Two years later, Congress passed an even more generous bill called HOPE II. USAID provided technical assistance and training programs to factories to help them expand and take advantage of the new law.
US embassy cables claimed these efforts were threatened by parliamentary demands for a wage hike to keep pace with soaring inflation and high food prices.
A June 17, 2009, confidential cable from charge d’affairs Thomas C Tighe to Washington said: “Textile industry representatives, led by the Association of Haitian Industry (ADIH), objected to the immediate ($3.25) per day wage increase in the assembly sector, saying it would devastate the industry and negatively impact the benefits of … HOPE II.”
Ironically, Tighe’s confidential cable one week earlier, said the ADIH study had found that “overall, the average salary for workers in the [garment assembly] sector is $4.33” — only 67 cents a day less than the proposed minimum wage.
Nonetheless, the study urged opposing any rise in the minimum wage because “the current salary structure promotes productivity and serves as a competitive wage in the region”.
Tighe noted, however, that the “minimum salary for workers in the Free Trade Zone on the [Haiti-Dominican Republic] border is approximately $6.00”, a dollar more than the $5 demanded.
Still, the ADIH report concluded somehow that the minimum daily being demanded would cause “the loss of 10,000 workers”, more than one third of Haiti's 27,000 garment workers at that time.
Tighe said the ADIH and USAID “funded studies on the impact of near tripling of the minimum wage on the textile sector found that [the proposed] minimum wage would make the sector economically unviable and consequently force factories to shut down”.

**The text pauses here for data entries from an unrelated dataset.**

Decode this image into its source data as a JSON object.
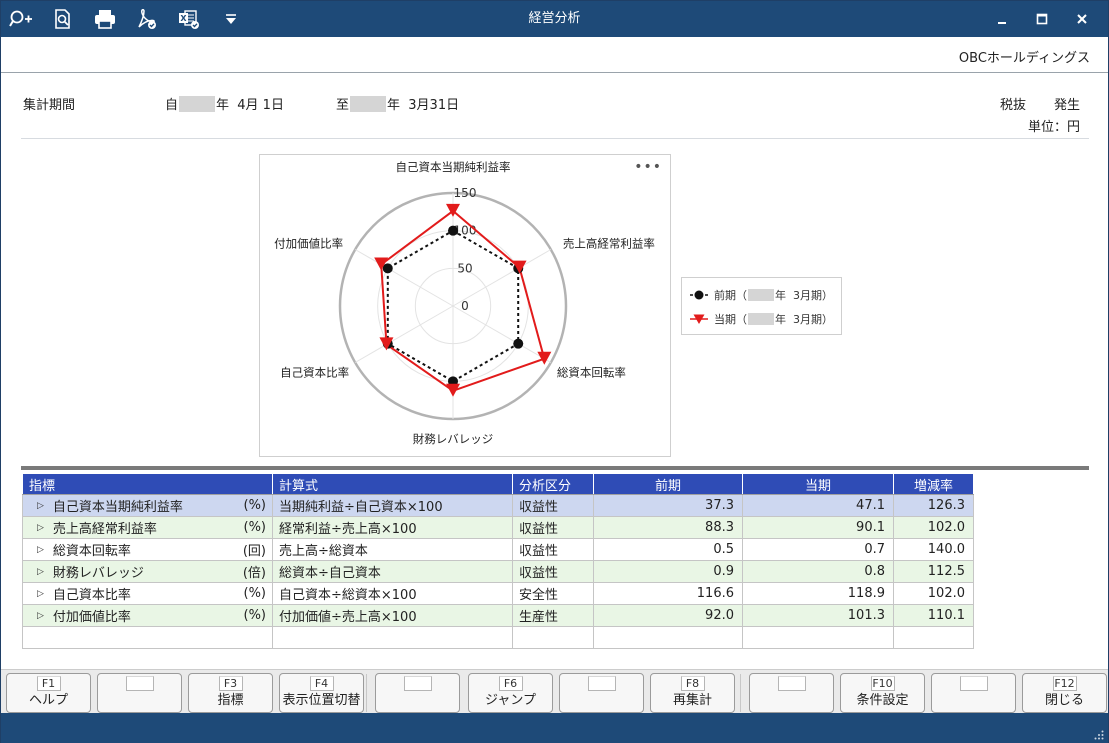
{
  "window": {
    "title": "経営分析",
    "company": "OBCホールディングス"
  },
  "toolbar": {
    "icons": [
      "zoom-in-icon",
      "zoom-page-icon",
      "print-icon",
      "pdf-icon",
      "excel-icon",
      "dropdown-icon"
    ]
  },
  "header": {
    "period_label": "集計期間",
    "from_prefix": "自",
    "from_suffix": "年  4月 1日",
    "to_prefix": "至",
    "to_suffix": "年  3月31日",
    "tax": "税抜",
    "basis": "発生",
    "unit": "単位：円"
  },
  "legend": {
    "prev_prefix": "前期（",
    "prev_suffix": "年  3月期）",
    "curr_prefix": "当期（",
    "curr_suffix": "年  3月期）"
  },
  "chart_data": {
    "type": "radar",
    "axes": [
      "自己資本当期純利益率",
      "売上高経常利益率",
      "総資本回転率",
      "財務レバレッジ",
      "自己資本比率",
      "付加価値比率"
    ],
    "ticks": [
      "0",
      "50",
      "100",
      "150"
    ],
    "rlim": [
      0,
      150
    ],
    "series": [
      {
        "name": "前期",
        "values": [
          100,
          100,
          100,
          100,
          100,
          100
        ],
        "color": "#111111",
        "marker": "circle",
        "line": "dashed"
      },
      {
        "name": "当期",
        "values": [
          126.3,
          102.0,
          140.0,
          112.5,
          102.0,
          110.1
        ],
        "color": "#e21b1b",
        "marker": "triangle-down",
        "line": "solid"
      }
    ]
  },
  "table": {
    "headers": [
      "指標",
      "計算式",
      "分析区分",
      "前期",
      "当期",
      "増減率"
    ],
    "rows": [
      {
        "name": "自己資本当期純利益率",
        "unit": "(%)",
        "formula": "当期純利益÷自己資本×100",
        "category": "収益性",
        "prev": "37.3",
        "curr": "47.1",
        "rate": "126.3"
      },
      {
        "name": "売上高経常利益率",
        "unit": "(%)",
        "formula": "経常利益÷売上高×100",
        "category": "収益性",
        "prev": "88.3",
        "curr": "90.1",
        "rate": "102.0"
      },
      {
        "name": "総資本回転率",
        "unit": "(回)",
        "formula": "売上高÷総資本",
        "category": "収益性",
        "prev": "0.5",
        "curr": "0.7",
        "rate": "140.0"
      },
      {
        "name": "財務レバレッジ",
        "unit": "(倍)",
        "formula": "総資本÷自己資本",
        "category": "収益性",
        "prev": "0.9",
        "curr": "0.8",
        "rate": "112.5"
      },
      {
        "name": "自己資本比率",
        "unit": "(%)",
        "formula": "自己資本÷総資本×100",
        "category": "安全性",
        "prev": "116.6",
        "curr": "118.9",
        "rate": "102.0"
      },
      {
        "name": "付加価値比率",
        "unit": "(%)",
        "formula": "付加価値÷売上高×100",
        "category": "生産性",
        "prev": "92.0",
        "curr": "101.3",
        "rate": "110.1"
      }
    ]
  },
  "fkeys": [
    {
      "key": "F1",
      "label": "ヘルプ"
    },
    {
      "key": "",
      "label": ""
    },
    {
      "key": "F3",
      "label": "指標"
    },
    {
      "key": "F4",
      "label": "表示位置切替"
    },
    {
      "key": "",
      "label": ""
    },
    {
      "key": "F6",
      "label": "ジャンプ"
    },
    {
      "key": "",
      "label": ""
    },
    {
      "key": "F8",
      "label": "再集計"
    },
    {
      "key": "",
      "label": ""
    },
    {
      "key": "F10",
      "label": "条件設定"
    },
    {
      "key": "",
      "label": ""
    },
    {
      "key": "F12",
      "label": "閉じる"
    }
  ]
}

Bolstered by the USAID study, factory owners lobbied heavily against the rise, the cables said.
The cables reveal how closely the US embassy monitored widespread pro-wage rise protests and openly worried about the political impact of the minimum wage battle.
United Nations troops were called in to quell student protests, sparking further demands for the end of the UN military occupation of Haiti.
On August 10, 2009, garment workers, students and other activists protested at the Industrial Park near Port-au-Prince airport. The police arrested two students, Guerchang Bastia and Patrick Joseph, on the charge of inciting the workers.
Demanding their immediate release, protesters marched to the Delmas 33 police station, where the police fired tear-gas and the throng replied with rock-throwing.
In the course of the demonstration, the windshield of Tighe's vehicle was smashed, and he took refuge in the police station.
Due to the fierce protests of workers and students, sweatshop owners and Washington won only a partial victory in the minimum wage battle, delaying the $5 a day minimum for one year and keeping the assembly sector's minimum wage a notch below all other sectors.
In October 2010, assembly workers' minimum wage rose to $5 a day, while in all other sectors it went to $6.25.
The Haitian Platform for Development Alternatives said in June 2009: “Every time the minimum wage has been discussed, [the assembly industry bourgeoisie in] ADIH has cried wolf to scare the government against its passage: that raising the minimum wage would mean the certain and immediate closure of industry in Haiti and the cause of a sudden loss of jobs.
“In every case, it was a lie.”
[Abridged from www.haiti-liberte.com .]